■ **Task description**
Report every line of the data that includes "video".

(Element data from apps and pages)
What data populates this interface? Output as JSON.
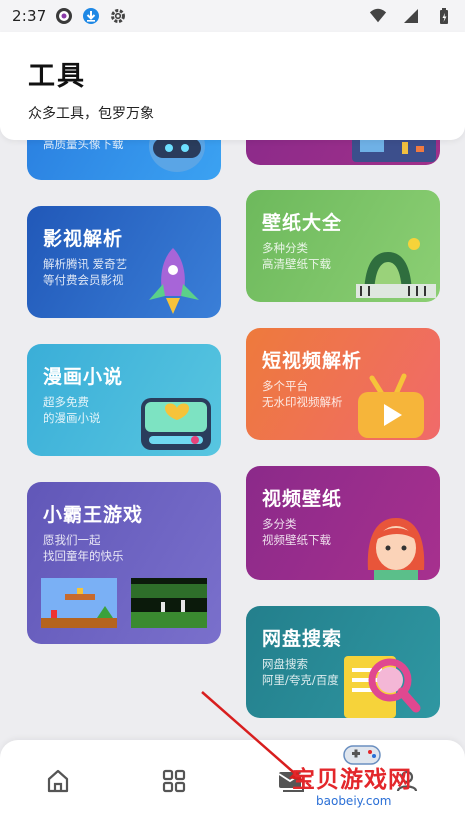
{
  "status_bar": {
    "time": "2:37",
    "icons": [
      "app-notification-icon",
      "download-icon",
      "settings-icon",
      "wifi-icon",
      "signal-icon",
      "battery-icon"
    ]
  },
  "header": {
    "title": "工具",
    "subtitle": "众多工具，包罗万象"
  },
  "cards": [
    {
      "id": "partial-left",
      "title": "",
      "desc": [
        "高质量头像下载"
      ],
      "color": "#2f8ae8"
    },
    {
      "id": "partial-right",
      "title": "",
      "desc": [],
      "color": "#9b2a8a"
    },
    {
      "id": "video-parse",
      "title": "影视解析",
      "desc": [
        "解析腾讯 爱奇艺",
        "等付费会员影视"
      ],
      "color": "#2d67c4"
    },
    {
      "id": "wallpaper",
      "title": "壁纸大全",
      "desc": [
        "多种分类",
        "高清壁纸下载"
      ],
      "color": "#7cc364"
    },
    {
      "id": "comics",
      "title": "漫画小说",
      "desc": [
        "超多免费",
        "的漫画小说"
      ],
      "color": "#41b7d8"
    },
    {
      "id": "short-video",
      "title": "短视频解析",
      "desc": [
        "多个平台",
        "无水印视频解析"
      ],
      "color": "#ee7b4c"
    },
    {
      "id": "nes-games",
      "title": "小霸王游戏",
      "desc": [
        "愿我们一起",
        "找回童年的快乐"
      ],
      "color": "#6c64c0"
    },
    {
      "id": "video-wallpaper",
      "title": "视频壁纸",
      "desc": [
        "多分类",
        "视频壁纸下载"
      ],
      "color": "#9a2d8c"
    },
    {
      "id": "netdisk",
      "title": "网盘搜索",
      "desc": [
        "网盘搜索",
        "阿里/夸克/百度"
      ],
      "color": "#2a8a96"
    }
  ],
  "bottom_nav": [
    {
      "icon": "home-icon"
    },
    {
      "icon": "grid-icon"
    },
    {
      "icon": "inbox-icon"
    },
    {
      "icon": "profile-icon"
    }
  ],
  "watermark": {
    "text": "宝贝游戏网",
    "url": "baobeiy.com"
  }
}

■ **Task response**
      "id": "video-parse",
      "id": "short-video",
      "id": "video-wallpaper",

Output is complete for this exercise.